Work required: Give the number of lines below that contain the string "ubuntu", and no other text.

[Opening Record set section]

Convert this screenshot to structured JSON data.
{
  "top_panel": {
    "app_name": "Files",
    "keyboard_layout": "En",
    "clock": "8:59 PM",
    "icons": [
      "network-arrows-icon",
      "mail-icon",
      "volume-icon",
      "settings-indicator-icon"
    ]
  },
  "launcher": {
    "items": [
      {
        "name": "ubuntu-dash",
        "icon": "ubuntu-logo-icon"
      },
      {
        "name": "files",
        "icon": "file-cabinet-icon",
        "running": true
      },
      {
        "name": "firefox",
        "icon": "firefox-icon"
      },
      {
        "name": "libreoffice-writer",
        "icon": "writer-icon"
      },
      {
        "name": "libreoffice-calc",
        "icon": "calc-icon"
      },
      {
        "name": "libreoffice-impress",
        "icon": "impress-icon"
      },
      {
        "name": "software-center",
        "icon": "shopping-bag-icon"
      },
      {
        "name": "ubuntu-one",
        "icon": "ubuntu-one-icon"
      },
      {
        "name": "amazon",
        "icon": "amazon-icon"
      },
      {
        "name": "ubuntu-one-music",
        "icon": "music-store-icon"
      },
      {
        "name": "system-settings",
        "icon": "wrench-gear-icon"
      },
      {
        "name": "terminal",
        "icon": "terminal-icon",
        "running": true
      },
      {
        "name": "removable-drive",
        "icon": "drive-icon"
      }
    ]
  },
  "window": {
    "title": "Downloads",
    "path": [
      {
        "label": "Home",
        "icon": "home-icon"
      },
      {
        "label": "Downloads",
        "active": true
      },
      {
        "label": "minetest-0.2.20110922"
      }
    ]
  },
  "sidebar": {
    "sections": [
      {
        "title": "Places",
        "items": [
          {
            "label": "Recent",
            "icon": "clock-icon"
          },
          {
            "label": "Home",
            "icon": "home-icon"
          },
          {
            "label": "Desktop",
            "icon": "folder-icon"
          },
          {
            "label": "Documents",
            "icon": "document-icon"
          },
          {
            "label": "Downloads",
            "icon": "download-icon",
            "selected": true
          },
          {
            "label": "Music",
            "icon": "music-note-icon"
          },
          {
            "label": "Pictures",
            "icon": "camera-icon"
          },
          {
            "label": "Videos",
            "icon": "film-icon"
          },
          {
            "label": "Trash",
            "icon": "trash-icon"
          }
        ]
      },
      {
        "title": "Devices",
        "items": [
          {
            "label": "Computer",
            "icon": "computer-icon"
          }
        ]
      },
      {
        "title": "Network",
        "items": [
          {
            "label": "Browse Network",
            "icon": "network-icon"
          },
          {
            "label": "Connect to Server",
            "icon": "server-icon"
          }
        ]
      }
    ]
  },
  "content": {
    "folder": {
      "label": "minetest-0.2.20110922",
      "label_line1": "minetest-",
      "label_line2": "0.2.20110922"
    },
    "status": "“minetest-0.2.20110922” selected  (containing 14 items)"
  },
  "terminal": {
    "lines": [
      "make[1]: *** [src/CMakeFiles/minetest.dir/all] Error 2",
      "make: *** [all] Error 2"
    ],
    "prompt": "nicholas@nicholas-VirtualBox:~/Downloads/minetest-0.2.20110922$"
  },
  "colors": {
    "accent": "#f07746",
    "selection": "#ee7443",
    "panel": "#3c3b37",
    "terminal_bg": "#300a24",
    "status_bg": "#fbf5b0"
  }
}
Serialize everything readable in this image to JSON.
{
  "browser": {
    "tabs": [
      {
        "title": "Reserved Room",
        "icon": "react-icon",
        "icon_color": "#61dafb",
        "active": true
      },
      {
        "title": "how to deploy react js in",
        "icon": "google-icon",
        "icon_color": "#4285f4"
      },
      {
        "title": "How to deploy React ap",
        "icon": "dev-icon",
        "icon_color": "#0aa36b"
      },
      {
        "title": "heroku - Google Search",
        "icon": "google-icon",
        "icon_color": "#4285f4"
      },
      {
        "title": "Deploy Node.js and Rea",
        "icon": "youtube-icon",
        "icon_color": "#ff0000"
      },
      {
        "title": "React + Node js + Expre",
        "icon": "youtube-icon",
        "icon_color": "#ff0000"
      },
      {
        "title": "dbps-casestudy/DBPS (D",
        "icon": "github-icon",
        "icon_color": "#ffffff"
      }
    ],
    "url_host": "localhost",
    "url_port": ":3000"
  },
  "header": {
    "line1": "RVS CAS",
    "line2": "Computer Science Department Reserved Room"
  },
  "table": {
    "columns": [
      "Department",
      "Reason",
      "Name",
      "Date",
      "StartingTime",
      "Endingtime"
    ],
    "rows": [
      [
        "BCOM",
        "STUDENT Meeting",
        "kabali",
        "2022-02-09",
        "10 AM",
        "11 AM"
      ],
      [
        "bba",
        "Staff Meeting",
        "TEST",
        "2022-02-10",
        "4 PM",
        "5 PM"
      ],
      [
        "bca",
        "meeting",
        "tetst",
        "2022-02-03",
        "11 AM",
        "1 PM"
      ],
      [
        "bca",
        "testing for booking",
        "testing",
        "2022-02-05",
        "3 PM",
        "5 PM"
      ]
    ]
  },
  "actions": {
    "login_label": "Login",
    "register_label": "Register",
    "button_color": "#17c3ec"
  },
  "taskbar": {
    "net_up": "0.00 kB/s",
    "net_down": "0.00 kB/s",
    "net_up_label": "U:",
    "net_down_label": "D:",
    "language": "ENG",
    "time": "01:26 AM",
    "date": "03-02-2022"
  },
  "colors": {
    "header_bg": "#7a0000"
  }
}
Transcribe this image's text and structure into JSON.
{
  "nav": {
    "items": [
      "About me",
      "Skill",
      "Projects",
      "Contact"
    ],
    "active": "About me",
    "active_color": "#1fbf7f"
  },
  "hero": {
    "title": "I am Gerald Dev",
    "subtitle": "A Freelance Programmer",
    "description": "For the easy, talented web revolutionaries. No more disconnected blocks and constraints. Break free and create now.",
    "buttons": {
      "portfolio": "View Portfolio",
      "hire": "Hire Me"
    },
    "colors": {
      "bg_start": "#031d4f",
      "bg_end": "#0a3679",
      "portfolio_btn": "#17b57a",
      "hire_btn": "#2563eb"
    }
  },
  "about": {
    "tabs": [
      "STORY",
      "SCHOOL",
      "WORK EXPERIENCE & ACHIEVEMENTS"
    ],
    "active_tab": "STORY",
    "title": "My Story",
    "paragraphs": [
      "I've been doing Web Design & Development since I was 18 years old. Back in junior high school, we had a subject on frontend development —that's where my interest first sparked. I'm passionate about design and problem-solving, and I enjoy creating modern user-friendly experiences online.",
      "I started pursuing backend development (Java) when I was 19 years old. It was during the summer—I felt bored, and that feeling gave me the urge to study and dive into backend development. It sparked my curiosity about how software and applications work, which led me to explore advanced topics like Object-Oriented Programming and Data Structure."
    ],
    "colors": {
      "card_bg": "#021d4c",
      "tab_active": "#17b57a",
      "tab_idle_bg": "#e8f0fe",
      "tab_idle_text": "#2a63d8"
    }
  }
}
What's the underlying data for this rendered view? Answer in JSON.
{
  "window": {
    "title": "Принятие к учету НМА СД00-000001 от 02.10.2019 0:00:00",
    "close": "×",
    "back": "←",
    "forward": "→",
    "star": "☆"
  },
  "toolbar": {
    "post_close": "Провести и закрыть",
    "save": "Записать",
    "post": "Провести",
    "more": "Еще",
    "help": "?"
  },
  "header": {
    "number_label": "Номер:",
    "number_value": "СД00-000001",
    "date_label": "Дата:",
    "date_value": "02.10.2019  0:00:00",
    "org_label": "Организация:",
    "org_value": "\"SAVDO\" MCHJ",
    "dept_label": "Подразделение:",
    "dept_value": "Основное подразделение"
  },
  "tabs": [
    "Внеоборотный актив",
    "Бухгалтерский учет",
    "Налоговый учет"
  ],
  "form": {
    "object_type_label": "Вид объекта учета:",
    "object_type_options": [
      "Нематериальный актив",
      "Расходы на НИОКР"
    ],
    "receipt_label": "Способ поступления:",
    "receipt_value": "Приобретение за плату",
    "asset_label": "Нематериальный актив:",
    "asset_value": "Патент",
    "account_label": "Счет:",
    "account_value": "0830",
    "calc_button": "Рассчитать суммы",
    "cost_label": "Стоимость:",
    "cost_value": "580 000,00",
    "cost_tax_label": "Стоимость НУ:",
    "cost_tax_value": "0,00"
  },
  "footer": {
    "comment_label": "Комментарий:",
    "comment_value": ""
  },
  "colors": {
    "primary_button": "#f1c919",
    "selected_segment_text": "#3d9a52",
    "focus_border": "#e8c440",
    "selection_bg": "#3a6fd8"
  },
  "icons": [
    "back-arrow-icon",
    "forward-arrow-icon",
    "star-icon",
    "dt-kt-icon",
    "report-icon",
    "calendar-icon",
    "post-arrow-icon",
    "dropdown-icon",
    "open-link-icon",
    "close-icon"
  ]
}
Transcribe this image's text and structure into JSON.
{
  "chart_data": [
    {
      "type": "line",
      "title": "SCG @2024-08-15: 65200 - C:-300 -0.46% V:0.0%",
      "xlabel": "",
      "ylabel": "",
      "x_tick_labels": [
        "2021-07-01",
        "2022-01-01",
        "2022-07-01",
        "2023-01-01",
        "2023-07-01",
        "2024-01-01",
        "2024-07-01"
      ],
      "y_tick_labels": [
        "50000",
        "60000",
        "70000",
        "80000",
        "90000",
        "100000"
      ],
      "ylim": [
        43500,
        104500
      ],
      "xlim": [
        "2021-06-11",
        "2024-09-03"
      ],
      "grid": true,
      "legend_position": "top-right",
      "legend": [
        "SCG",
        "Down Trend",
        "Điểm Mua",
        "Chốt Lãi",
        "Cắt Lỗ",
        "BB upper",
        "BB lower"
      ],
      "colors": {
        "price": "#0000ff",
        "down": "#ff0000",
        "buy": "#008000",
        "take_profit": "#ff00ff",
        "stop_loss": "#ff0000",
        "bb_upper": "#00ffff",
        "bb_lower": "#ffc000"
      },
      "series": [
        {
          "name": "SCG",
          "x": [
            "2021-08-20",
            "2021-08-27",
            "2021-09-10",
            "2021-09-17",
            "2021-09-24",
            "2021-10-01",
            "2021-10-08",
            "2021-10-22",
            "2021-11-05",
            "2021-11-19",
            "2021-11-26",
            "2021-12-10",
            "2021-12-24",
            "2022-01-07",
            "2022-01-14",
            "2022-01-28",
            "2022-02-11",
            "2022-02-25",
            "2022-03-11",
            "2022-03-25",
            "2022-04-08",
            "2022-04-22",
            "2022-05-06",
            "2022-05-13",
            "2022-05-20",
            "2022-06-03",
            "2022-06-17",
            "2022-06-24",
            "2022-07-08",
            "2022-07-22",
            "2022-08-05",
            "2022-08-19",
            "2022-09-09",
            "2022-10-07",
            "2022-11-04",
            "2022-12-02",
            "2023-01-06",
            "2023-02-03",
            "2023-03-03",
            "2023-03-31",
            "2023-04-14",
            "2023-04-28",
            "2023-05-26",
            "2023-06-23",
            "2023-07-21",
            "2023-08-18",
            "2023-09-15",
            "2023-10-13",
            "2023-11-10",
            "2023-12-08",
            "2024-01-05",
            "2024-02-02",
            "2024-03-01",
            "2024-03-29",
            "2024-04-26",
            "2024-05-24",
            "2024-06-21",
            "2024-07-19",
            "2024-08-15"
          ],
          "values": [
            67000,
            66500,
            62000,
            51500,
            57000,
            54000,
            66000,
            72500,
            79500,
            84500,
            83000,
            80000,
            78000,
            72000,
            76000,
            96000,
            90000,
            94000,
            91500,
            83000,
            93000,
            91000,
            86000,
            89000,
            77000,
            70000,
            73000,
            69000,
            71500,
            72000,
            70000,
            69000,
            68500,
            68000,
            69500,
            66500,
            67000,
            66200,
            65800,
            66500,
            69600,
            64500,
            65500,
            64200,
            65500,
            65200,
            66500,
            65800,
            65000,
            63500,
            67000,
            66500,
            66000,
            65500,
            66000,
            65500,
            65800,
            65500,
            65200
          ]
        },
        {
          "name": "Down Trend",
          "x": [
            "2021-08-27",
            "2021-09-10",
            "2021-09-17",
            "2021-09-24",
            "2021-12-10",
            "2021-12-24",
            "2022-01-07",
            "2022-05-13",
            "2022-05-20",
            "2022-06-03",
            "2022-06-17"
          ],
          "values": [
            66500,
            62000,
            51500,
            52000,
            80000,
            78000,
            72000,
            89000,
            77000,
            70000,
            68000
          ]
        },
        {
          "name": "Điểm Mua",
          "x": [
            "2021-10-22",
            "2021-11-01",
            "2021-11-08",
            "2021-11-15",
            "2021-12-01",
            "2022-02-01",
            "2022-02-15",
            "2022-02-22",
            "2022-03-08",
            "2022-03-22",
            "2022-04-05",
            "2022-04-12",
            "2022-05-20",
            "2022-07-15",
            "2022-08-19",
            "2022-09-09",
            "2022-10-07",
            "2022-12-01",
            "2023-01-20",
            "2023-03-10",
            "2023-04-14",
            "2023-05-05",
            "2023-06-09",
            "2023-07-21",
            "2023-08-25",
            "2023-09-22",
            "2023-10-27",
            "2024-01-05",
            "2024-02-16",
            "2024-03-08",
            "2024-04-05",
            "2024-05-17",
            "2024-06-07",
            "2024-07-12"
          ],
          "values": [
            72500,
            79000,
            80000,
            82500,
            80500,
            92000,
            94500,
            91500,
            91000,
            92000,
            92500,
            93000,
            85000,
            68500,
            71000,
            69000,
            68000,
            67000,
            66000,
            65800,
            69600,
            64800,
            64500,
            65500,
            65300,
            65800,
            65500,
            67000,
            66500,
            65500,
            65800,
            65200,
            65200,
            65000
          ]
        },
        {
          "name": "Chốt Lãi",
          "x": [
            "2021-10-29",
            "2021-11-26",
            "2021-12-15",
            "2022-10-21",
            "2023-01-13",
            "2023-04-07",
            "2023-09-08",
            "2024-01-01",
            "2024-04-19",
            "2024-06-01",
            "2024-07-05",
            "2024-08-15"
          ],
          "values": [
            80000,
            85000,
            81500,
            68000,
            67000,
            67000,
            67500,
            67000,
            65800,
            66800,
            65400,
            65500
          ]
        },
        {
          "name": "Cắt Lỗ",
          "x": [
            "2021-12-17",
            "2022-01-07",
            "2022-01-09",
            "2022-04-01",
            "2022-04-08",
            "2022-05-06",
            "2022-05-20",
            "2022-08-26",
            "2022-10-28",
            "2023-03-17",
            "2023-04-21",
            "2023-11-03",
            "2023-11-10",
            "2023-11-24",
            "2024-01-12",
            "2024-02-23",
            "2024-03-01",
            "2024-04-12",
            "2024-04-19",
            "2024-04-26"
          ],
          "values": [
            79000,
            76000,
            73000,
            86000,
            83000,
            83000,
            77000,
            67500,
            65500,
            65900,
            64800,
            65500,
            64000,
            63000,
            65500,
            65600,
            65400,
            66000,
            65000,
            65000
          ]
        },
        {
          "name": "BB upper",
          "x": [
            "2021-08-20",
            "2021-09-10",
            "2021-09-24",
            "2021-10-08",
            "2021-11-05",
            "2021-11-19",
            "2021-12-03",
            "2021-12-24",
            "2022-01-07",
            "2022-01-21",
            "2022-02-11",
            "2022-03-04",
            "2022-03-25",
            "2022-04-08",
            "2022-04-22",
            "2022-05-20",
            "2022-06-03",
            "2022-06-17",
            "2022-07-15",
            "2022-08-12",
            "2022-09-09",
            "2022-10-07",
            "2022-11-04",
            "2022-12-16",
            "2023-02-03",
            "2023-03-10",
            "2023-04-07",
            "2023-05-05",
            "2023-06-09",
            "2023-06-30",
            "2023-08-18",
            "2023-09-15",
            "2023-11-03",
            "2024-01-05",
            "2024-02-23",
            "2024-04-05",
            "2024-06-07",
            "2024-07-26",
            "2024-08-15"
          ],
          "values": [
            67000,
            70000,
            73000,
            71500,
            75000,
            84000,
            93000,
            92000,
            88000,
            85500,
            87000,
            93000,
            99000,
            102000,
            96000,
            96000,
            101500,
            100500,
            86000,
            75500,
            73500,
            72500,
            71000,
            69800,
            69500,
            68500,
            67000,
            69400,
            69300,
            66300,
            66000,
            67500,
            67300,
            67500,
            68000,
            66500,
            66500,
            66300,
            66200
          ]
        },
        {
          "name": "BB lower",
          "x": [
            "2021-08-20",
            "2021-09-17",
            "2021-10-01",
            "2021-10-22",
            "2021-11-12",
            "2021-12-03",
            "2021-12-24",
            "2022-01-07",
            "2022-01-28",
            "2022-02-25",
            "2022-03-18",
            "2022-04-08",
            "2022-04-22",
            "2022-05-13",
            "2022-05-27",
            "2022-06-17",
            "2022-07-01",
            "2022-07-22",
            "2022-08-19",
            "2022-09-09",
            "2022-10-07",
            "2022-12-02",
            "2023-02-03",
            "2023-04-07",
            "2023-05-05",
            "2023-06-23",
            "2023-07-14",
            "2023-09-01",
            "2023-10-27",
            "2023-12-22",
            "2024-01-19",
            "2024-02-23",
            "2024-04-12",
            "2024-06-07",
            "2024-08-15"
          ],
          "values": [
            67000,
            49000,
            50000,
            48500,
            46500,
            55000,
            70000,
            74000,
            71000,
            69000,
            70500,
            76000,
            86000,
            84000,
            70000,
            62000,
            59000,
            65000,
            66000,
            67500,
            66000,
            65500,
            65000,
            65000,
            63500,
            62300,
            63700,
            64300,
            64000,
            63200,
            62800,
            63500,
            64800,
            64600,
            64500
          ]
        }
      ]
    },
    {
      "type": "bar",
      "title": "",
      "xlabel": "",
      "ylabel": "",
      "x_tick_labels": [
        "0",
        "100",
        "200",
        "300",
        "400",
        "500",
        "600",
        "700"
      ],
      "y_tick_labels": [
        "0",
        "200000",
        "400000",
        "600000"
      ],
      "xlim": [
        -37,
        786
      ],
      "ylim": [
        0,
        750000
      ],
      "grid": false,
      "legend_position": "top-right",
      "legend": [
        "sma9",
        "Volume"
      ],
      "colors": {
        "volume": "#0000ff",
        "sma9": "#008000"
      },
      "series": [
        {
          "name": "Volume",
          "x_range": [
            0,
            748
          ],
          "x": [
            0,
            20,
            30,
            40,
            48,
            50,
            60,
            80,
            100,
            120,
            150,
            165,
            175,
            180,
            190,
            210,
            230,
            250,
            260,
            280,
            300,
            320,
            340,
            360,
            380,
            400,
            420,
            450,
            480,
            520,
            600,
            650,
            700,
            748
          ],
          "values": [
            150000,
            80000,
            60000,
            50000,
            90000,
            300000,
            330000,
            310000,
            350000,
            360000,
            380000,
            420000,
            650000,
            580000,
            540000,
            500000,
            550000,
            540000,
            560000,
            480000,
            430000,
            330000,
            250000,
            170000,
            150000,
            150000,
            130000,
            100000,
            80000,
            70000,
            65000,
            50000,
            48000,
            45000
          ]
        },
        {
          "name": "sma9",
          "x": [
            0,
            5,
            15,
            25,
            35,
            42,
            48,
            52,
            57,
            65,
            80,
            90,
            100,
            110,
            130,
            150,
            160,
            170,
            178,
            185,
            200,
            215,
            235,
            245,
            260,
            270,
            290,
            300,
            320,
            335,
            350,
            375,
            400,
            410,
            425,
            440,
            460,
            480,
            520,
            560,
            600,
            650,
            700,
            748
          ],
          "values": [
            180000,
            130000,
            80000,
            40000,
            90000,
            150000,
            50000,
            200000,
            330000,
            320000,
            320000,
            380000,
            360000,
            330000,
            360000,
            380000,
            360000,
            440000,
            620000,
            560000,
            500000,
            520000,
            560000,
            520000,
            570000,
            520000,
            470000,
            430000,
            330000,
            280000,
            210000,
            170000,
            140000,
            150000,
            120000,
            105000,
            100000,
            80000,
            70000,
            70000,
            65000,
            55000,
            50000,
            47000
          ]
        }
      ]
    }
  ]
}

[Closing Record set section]

Answer to the exercise: 5